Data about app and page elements
● ● ● ● ● ● ●

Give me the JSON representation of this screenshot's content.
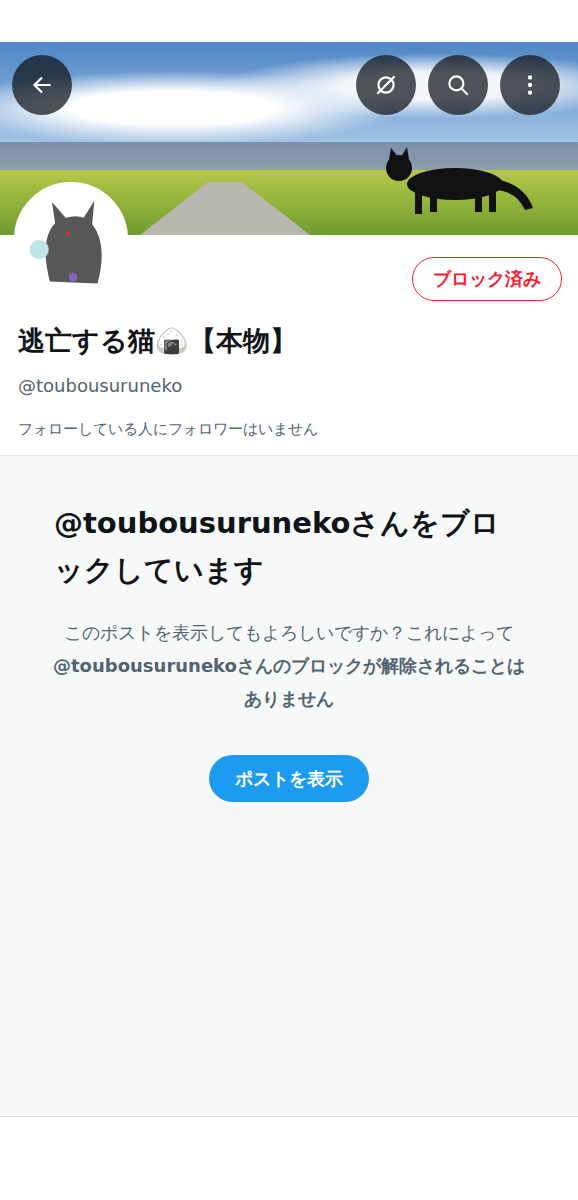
{
  "header": {
    "block_button": {
      "label": "ブロック済み"
    }
  },
  "profile": {
    "name": "逃亡する猫🍙【本物】",
    "handle": "@toubousuruneko",
    "followers_note": "フォローしている人にフォロワーはいません"
  },
  "notice": {
    "title": "@toubousurunekoさんをブロックしています",
    "message_start": "このポストを表示してもよろしいですか？これによって",
    "message_handle": "@toubousuruneko",
    "message_end": "さんのブロックが解除されることはありません",
    "button": "ポストを表示"
  }
}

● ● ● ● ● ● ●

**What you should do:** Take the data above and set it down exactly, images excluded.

**Exercise response:**
Give me the JSON representation of this screenshot's content.
{
  "header": {
    "block_button": {
      "label": "ブロック済み"
    }
  },
  "profile": {
    "name": "逃亡する猫🍙【本物】",
    "handle": "@toubousuruneko",
    "followers_note": "フォローしている人にフォロワーはいません"
  },
  "notice": {
    "title": "@toubousurunekoさんをブロックしています",
    "message_start": "このポストを表示してもよろしいですか？これによって",
    "message_handle": "@toubousuruneko",
    "message_end": "さんのブロックが解除されることはありません",
    "button": "ポストを表示"
  }
}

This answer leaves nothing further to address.